You Can Count On Me: Another classic theme. The opening to Hawaii Five-O, with its unmistakeable drum intro, was written by Morty Stevens, who had been Sammy’s personal arranger and conductor for many years in the 1950s. Stevens had become the musical director for CBS on the west coast, and doubtless enjoyed hearing Sammy sing his tune. Lyrics had been written by Hermine Hilton, and lovers of the original show are constantly surprised to uncover this morsel of TV kitsch. Released as a single in Europe only, it rocketed up the charts to #17 in Belgium and #23 in Holland in the autumn of 1976.
Chico And The Man: Sammy brought a couple of recordings with him from MGM to 20th Century, and one of those was released as his first single on the new label in December 1974. Arranged by Don Costa, it was the theme song to the hottest new sitcom on TV, Chico And The Man. Sammy had befriended the show’s young star Freddie Prinze since Prinze’s debut on The Tonight Show on 6th December 1973, an episode on which Sammy was also a guest. “Dynamite, dynamite!” Sammy enthused on air after Prinze’s standup act got an unusually lengthy ovation.
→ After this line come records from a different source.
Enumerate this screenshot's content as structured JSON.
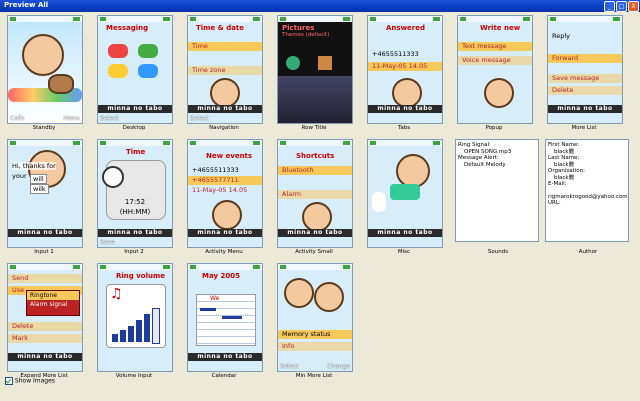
{
  "window": {
    "title": "Preview All",
    "buttons": [
      "_",
      "□",
      "X"
    ]
  },
  "footer": {
    "show_images_label": "Show Images",
    "show_images_checked": true
  },
  "brand_text": "minna no tabo",
  "rows": [
    [
      {
        "label": "Standby",
        "soft_left": "Calls",
        "soft_right": "Menu"
      },
      {
        "label": "Desktop",
        "header": "Messaging",
        "soft_left": "Select"
      },
      {
        "label": "Navigation",
        "header": "Time & date",
        "items": [
          "Time",
          "Time zone"
        ],
        "soft_left": "Select"
      },
      {
        "label": "Row Title",
        "header": "Pictures",
        "subheader": "Themes (default)"
      },
      {
        "label": "Tabs",
        "header": "Answered",
        "items": [
          "+4655511333",
          "11-May-05 14.05"
        ]
      },
      {
        "label": "Popup",
        "header": "Write new",
        "items": [
          "Text message",
          "Voice message"
        ]
      },
      {
        "label": "More List",
        "items": [
          "Reply",
          "Forward",
          "Save message",
          "Delete"
        ]
      }
    ],
    [
      {
        "label": "Input 1",
        "items": [
          "Hi, thanks for",
          "your",
          "will",
          "wilk"
        ]
      },
      {
        "label": "Input 2",
        "header": "Time",
        "items": [
          "17:52",
          "(HH:MM)"
        ],
        "soft_left": "Save"
      },
      {
        "label": "Activity Menu",
        "header": "New events",
        "items": [
          "+4655511333",
          "+4655577711",
          "11-May-05 14.05"
        ]
      },
      {
        "label": "Activity Small",
        "header": "Shortcuts",
        "items": [
          "Bluetooth",
          "Alarm"
        ]
      },
      {
        "label": "Misc"
      }
    ],
    [
      {
        "label": "Expand More List",
        "items": [
          "Send",
          "Use",
          "Ringtone",
          "Alarm signal",
          "Delete",
          "Mark"
        ]
      },
      {
        "label": "Volume Input",
        "header": "Ring volume"
      },
      {
        "label": "Calendar",
        "header": "May 2005",
        "items": [
          "We"
        ]
      },
      {
        "label": "Min More List",
        "items": [
          "Memory status",
          "Info"
        ],
        "soft_left": "Select",
        "soft_right": "Change"
      }
    ]
  ],
  "sounds": {
    "label": "Sounds",
    "lines": [
      "Ring Signal:",
      "OPEN SONG.mp3",
      "Message Alert:",
      "Default Melody"
    ]
  },
  "author": {
    "label": "Author",
    "lines": [
      "First Name:",
      "black麗",
      "Last Name:",
      "black麗",
      "Organisation:",
      "black麗",
      "E-Mail:",
      "",
      "rigmarokrogood@yahoo.com.tw",
      "URL:"
    ]
  },
  "colors": {
    "titlebar": "#0a3ec2",
    "highlight": "#f7c85a",
    "accent_red": "#c00"
  }
}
When Chico And The Man premiered in September 1974, Sammy arranged a guest spot, appearing as himself in an episode broadcast the next February. Off the back of Sammy’s appearance, the new single didn’t do too badly either, climbing to #24 on the Billboard Adult Contemporary chart in March 1975.
Mary Hartman: Written by Wally Holmes, this piece is not the theme to Norman Lear’s satirical soap opera Mary Hartman, Mary Hartman. The original theme was by British composer Robert Charles Kingston, titled “Premiere Occasion”, and was selected from a stock music library. Instead, this is a part-soul, part disco celebration of the character Mary Hartman. Sammy loved his soaps, and would go on to appear on Love of Life, One Life To Live and General Hospital.
- This album has never been officially re-issued on CD.
- Some tracks were released onto compilation CDs in the early 2000s, and those are currently available for digital download via these compilations.
- Three recordings are believed to have never made it onto CD, nor are downloadable: “Love Is All Around”, “Mary Hartman” and “I Heard A Song”.